Even so, many of us have a love/hate relationship with EHRs. Back in the day, our doctors would talk to us directly and then dictate a clinic note on our visit after we had left. Now, computers are in every exam room and some doctors seem to be more concerned with clicking check boxes than examining their patients. I’m not here to argue the merits of either system, but rather to suggest a few ways that medical transcriptionists and EHRs can go hand in hand to make our medical records the most accurate and effective tools they can be for proper treatment.
Capturing complexity of patient situations
While point-and-click and fill-in-the-blank EHRs are just fine for many clinical applications—like plugging in vital signs, medications and dosage information, etc.—there are circumstances where such systems limit the ability of the physician to effectively document the complexity of a patient case. Take for example a complex surgery. A narrative describing the full procedure and exactly what happened is far superior for the followup care of the patient and proper coding and billing than choosing from a preformed checklist. Another example is patients who have very complex medical histories or circumstances that caused them to come to the doctor in the first place. Medical transcriptionists can assist by properly capturing the complexity of these situations through their medical reports.
Accuracy of information

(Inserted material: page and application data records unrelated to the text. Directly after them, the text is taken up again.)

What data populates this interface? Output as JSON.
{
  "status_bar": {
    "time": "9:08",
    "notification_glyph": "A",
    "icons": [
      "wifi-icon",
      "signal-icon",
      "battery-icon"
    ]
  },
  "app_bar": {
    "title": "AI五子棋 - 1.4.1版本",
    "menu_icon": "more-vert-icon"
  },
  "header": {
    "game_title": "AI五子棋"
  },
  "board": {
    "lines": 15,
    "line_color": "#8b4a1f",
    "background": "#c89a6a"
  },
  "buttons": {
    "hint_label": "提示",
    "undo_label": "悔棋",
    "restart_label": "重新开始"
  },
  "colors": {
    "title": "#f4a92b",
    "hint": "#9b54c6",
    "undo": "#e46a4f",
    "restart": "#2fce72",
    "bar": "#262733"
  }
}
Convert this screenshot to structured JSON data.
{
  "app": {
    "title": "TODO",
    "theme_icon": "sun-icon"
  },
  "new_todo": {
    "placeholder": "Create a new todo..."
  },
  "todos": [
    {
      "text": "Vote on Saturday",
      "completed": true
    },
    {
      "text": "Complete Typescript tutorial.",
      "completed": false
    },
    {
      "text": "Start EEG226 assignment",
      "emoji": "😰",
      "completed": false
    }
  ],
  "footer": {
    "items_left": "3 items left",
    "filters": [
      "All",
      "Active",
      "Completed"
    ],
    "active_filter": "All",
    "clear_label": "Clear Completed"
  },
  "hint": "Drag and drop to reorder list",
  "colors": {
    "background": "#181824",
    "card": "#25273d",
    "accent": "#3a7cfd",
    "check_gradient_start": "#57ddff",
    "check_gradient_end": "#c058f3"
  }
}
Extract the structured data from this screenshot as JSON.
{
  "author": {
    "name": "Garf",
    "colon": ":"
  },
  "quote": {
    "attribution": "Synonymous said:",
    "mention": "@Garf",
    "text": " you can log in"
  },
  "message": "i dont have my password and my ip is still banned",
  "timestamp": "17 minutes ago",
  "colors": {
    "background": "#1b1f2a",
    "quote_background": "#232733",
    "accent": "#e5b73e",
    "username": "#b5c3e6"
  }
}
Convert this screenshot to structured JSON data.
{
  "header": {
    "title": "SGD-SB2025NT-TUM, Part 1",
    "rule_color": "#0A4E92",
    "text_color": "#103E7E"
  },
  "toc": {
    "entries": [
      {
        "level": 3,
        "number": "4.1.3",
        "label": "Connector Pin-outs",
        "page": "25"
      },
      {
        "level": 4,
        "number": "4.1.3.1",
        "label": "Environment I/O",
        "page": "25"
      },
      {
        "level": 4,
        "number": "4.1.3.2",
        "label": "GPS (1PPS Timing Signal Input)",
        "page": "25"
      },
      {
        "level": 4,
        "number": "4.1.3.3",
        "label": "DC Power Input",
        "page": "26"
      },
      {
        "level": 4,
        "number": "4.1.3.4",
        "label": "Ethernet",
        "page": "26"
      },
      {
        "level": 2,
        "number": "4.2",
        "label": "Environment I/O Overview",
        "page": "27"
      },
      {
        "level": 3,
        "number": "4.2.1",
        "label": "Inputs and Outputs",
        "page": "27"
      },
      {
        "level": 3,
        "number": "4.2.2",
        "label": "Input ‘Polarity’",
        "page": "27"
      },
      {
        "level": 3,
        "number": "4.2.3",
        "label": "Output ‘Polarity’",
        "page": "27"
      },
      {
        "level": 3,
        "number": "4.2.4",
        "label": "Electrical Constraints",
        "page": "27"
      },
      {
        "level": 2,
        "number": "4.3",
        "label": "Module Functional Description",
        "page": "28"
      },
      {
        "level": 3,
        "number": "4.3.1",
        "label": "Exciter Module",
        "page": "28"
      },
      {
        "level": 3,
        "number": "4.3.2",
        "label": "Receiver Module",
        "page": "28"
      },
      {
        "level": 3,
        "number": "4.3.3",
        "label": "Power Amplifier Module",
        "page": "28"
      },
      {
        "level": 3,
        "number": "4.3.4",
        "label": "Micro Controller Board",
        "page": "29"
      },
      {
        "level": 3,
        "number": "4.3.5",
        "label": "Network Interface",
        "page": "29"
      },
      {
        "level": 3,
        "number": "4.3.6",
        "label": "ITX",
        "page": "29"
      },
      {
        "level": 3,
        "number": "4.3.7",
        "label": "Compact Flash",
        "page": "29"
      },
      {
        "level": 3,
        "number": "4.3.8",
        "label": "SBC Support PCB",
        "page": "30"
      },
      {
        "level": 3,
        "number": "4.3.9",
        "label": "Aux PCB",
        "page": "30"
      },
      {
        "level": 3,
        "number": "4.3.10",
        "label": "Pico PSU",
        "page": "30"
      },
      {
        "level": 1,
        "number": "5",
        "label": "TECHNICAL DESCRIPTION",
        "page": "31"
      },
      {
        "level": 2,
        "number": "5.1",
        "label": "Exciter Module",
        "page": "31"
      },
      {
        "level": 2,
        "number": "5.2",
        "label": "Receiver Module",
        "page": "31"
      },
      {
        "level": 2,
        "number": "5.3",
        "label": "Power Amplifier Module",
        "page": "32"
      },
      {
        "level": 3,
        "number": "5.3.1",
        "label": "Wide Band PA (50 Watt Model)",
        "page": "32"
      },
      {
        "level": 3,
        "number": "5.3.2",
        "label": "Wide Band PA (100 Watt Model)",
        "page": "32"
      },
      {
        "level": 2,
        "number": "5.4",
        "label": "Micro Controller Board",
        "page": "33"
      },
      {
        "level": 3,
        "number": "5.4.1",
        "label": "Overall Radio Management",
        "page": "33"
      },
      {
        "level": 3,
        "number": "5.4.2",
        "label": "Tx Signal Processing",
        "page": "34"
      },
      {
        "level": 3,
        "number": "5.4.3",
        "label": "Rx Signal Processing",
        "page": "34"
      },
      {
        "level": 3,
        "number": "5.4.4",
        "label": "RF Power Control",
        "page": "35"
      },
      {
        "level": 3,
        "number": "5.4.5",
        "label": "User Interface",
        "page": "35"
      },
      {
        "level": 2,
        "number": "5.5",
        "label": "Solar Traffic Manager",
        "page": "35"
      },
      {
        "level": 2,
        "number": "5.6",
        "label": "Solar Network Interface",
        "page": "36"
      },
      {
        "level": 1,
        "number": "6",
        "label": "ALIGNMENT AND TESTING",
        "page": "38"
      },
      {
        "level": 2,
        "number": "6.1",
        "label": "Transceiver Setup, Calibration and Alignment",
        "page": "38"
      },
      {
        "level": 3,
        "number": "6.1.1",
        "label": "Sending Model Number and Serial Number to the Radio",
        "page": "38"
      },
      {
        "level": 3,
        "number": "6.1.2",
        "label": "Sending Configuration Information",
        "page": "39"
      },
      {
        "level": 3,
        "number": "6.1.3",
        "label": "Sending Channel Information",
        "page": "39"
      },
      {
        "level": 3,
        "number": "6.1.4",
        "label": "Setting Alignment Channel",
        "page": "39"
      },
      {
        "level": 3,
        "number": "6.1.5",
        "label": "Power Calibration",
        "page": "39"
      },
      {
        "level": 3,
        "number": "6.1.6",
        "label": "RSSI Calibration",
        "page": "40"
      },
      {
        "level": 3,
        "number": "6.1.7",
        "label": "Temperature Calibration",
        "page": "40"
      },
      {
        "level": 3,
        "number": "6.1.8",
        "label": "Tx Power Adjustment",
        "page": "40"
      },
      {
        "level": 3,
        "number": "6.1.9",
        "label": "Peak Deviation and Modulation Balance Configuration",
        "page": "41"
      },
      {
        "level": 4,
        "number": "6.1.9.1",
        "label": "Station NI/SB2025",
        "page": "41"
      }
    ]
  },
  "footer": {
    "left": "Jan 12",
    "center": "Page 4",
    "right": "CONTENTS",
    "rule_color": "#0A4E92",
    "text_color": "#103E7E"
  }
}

While recently checking my EHR from my doctor’s visit, I saw a night and day difference between the information that was quickly typed into the EHR and the radiology report that was transcribed by a qualified MT. The EHR, which had been filled out by the medical assistant, had spelling mistakes, wrong information, and didn’t fully capture the reason why I came into the office in the first place. On the flipside, the radiology report was detailed and accurate and ruled out any major health problems.
Qualified medical transcriptionist editors can help to ensure the accuracy of medical record information, whether they are typing a full report, editing a speech recognition document, or verifying EHR information. Some clinics and hospitals are even employing medical transcriptionists to verify EHR information and improve accuracy.
For doctors, every minute counts. Dictating a long report can take time, but EHRs have had the unintended consequence of lowering physician productivity even more. With traditional dictation, the doctor just had to dictate the report without worrying about creating the physical document for it. With EHRs, the doctors are often filling them out themselves, which takes away from face-to-face time with the patients, frustrating not only the doctors but the patients themselves.
One solution some clinics have adopted is employing medical assistants or scribes (check out our article on those here) to be in the room at the same time so that the patient can have the doctor’s undivided attention and the doctor doesn’t have to fuss with the computer. This frees the doctor up to fully focus on the patient and decreases the time between patients since the doctor isn’t inputting all the information themselves.
Was transcription a perfect solution? No. Are EHRs a perfect solution? No. When combined together, though, these two solutions can go hand in hand to provide better documentation, accuracy, and (most importantly) patient care. And these are just a few examples of blending these two methods together. There’s a great article here that discusses this topic in more depth. We encourage you to check it out if you are interested in learning more on this subject.